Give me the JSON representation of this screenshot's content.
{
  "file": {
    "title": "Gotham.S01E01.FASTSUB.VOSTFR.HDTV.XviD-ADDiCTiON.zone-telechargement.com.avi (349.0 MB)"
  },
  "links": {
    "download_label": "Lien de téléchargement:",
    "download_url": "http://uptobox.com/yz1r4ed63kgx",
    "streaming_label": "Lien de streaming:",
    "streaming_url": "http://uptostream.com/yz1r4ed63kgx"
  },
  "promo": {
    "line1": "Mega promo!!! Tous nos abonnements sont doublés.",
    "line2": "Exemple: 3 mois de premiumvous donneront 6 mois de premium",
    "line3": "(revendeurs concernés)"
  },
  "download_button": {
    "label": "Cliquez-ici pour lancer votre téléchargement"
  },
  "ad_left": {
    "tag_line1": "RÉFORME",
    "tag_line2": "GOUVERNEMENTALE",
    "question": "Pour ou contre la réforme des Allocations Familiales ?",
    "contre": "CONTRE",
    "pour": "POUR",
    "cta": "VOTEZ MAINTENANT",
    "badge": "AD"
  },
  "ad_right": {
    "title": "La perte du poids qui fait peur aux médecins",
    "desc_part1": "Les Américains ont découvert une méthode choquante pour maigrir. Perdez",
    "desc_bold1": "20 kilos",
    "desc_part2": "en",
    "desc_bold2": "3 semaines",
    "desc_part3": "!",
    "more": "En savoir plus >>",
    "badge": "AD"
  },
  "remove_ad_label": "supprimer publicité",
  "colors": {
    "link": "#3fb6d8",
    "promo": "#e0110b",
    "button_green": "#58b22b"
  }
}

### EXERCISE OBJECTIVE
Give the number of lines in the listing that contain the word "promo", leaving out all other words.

### REPLY TO THE EXERCISE
3